Friday, September 17, 2010
Michael Connelly's Scarecrow ~ Reviewed
Paperback: 576 pages
Publisher: Grand Central Publishing; Reprint edition (February 1, 2010)
Forced out of the Los Angeles Times amid the latest budget cuts, newspaperman Jack McEvoy decides to go out with a bang, using his final days at the paper to write the definitive murder story of his career.
He focuses on Alonzo Winslow, a 16-year-old drug dealer in jail after confessing to a brutal murder. But as he delves into the story, Jack realizes that Winslow's so-called confession is bogus. The kid might actually be innocent.

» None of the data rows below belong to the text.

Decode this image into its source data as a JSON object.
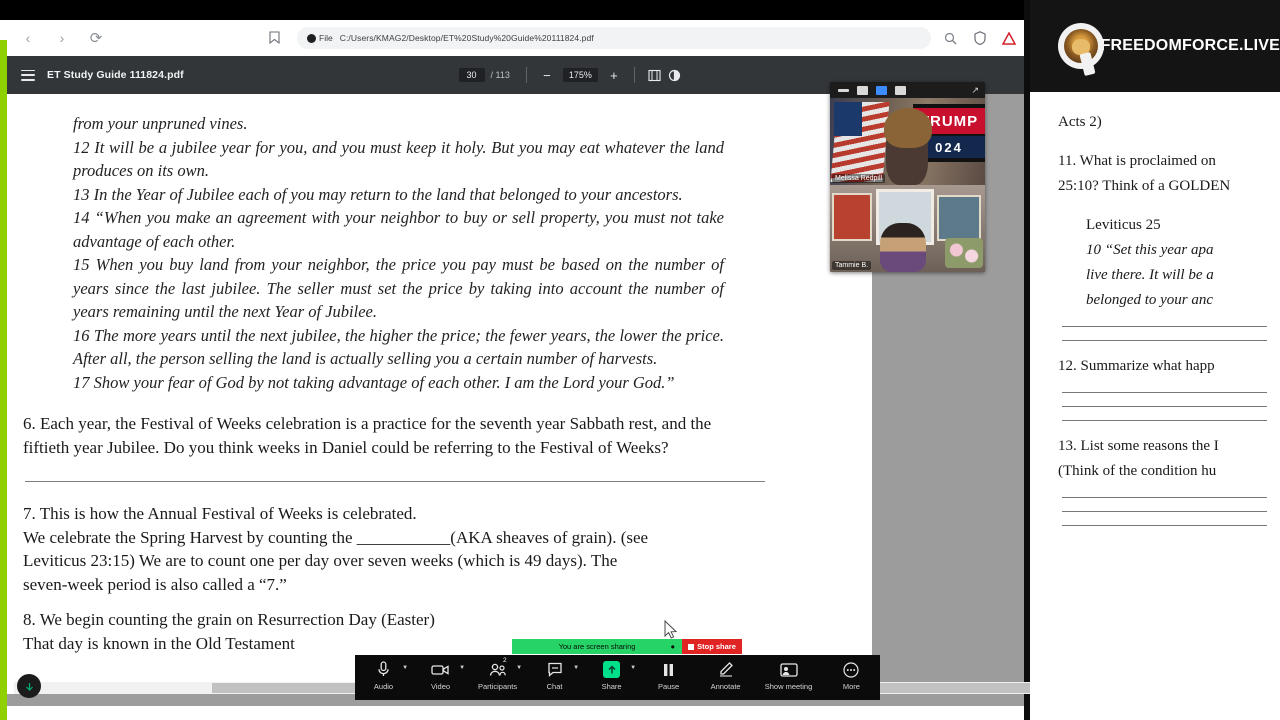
{
  "browser": {
    "back_icon": "back-arrow-icon",
    "forward_icon": "forward-arrow-icon",
    "reload_icon": "reload-icon",
    "bookmark_icon": "bookmark-icon",
    "file_label": "File",
    "url": "C:/Users/KMAG2/Desktop/ET%20Study%20Guide%20111824.pdf",
    "right_icons": [
      "zoom-icon",
      "shield-icon",
      "adobe-warning-icon"
    ]
  },
  "pdf_toolbar": {
    "menu_icon": "hamburger-menu-icon",
    "title": "ET Study Guide 111824.pdf",
    "current_page": "30",
    "page_separator": "/",
    "total_pages": "113",
    "zoom_out": "−",
    "zoom_level": "175%",
    "zoom_in": "+",
    "fit_icon": "fit-to-page-icon",
    "rotate_icon": "rotate-icon"
  },
  "document": {
    "verses_top": [
      "from your unpruned vines.",
      "12 It will be a jubilee year for you, and you must keep it holy. But you may eat whatever the land produces on its own.",
      "13 In the Year of Jubilee each of you may return to the land that belonged to your ancestors.",
      "14 “When you make an agreement with your neighbor to buy or sell property, you must not take advantage of each other.",
      "15 When you buy land from your neighbor, the price you pay must be based on the number of years since the last jubilee. The seller must set the price by taking into account the number of years remaining until the next Year of Jubilee.",
      "16 The more years until the next jubilee, the higher the price; the fewer years, the lower the price. After all, the person selling the land is actually selling you a certain number of harvests.",
      "17 Show your fear of God by not taking advantage of each other. I am the Lord your God.”"
    ],
    "question6": "6. Each year, the Festival of Weeks celebration is a practice for the seventh year Sabbath rest, and the fiftieth year Jubilee.  Do you think weeks in Daniel could be referring to the Festival of Weeks?",
    "question7_lines": [
      "7. This is how the Annual Festival of Weeks is celebrated.",
      "We celebrate the Spring Harvest by counting the ___________(AKA sheaves of grain).  (see",
      "Leviticus 23:15)  We are to count one per day over seven weeks (which is 49 days).  The",
      "seven-week period is also called a “7.”"
    ],
    "question8_lines": [
      "8. We begin counting the grain on Resurrection Day (Easter)",
      "That day is known in the Old Testament"
    ]
  },
  "right_panel": {
    "logo_text": "FREEDOMFORCE.LIVE",
    "logo_icon": "q-lion-logo-icon",
    "lines": [
      {
        "text": "Acts 2)",
        "italic": false,
        "indent": false
      },
      {
        "text": "",
        "italic": false,
        "indent": false
      },
      {
        "text": "11. What is proclaimed on",
        "italic": false,
        "indent": false
      },
      {
        "text": "25:10? Think of a GOLDEN",
        "italic": false,
        "indent": false
      },
      {
        "text": "",
        "italic": false,
        "indent": false
      },
      {
        "text": "Leviticus 25",
        "italic": false,
        "indent": true
      },
      {
        "text": "10 “Set this year apa",
        "italic": true,
        "indent": true
      },
      {
        "text": "live there. It will be a",
        "italic": true,
        "indent": true
      },
      {
        "text": "belonged to your anc",
        "italic": true,
        "indent": true
      }
    ],
    "question12": "12. Summarize what happ",
    "question13_lines": [
      "13. List some reasons the I",
      "(Think of the condition hu"
    ]
  },
  "video_panel": {
    "controls": [
      "minimize-icon",
      "single-view-icon",
      "strip-view-icon",
      "grid-view-icon",
      "expand-icon"
    ],
    "tiles": [
      {
        "name": "Melissa Redpill",
        "sign_top": "TRUMP",
        "sign_bottom": "024"
      },
      {
        "name": "Tammie B."
      }
    ]
  },
  "share_bar": {
    "status_text": "You are screen sharing",
    "share_icon": "screen-share-icon",
    "pause_icon": "annotate-pen-icon",
    "stop_label": "Stop share"
  },
  "zoom_toolbar": {
    "items": [
      {
        "label": "Audio",
        "icon": "microphone-icon",
        "caret": true,
        "badge": ""
      },
      {
        "label": "Video",
        "icon": "camera-icon",
        "caret": true,
        "badge": ""
      },
      {
        "label": "Participants",
        "icon": "participants-icon",
        "caret": true,
        "badge": "2"
      },
      {
        "label": "Chat",
        "icon": "chat-bubble-icon",
        "caret": true,
        "badge": ""
      },
      {
        "label": "Share",
        "icon": "share-screen-icon",
        "caret": true,
        "badge": ""
      },
      {
        "label": "Pause",
        "icon": "pause-icon",
        "caret": false,
        "badge": ""
      },
      {
        "label": "Annotate",
        "icon": "pencil-icon",
        "caret": false,
        "badge": ""
      },
      {
        "label": "Show meeting",
        "icon": "show-meeting-icon",
        "caret": false,
        "badge": ""
      },
      {
        "label": "More",
        "icon": "more-dots-icon",
        "caret": false,
        "badge": ""
      }
    ]
  },
  "colors": {
    "accent_green": "#8ed000",
    "share_green": "#25d366",
    "stop_red": "#e02424",
    "toolbar_dark": "#323639"
  }
}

Jack is soon running with his biggest story since The Poet made his career years ago. He is tracking a killer who operates completely below police radar--and with perfect knowledge of any move against him. Including Jack's.
The Scarecrow was my first Michael Connelly novel and probably not my last. A book that delves into the sick mind that relishes a specific torture/murder scenario should be fairly graphic. However, Connelly keeps the gore and horror fairly low-key, hinting at most of it, which was refreshing because it doesn't take much to hit overkill.

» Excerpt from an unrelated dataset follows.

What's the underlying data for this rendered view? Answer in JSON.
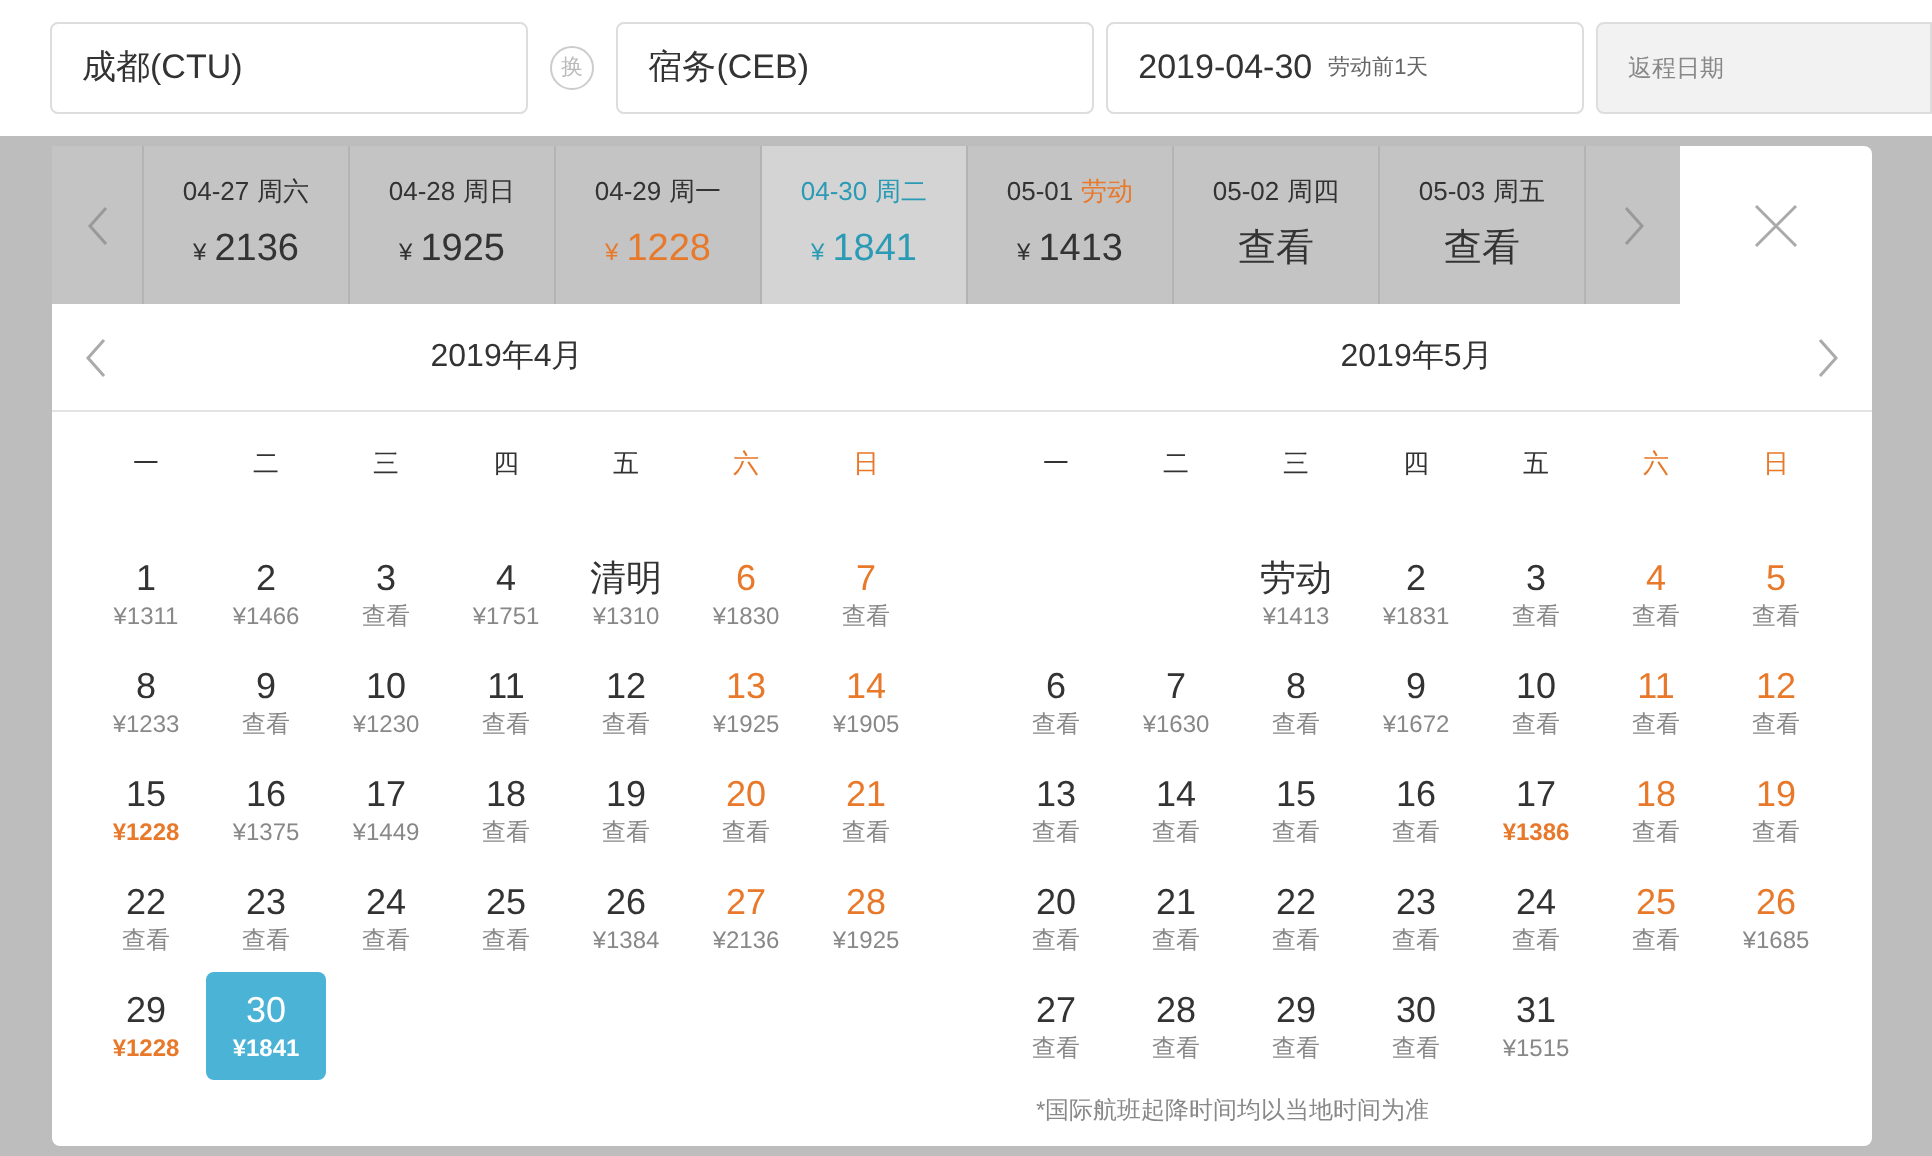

Crime scene aficionados, creepy bad guy collectors, fractured mind fans, police procedural junkies, cyber-crime masterminds, and lone-wolf, and outside-the-law-hero lovers should find something to devour in Scarecrow.
A romantic thread was a little lukewarm -- I didn't buy into the passion between the characters. Content warning: Scarecrow is less graphic than I expected but the creepy guy is truly creepy and there are some disturbing "images." Also the F-Bomb makes lots of appearances, not on every page, but several scenes are riddled with it.
Reviewed by: Kelly Klepfer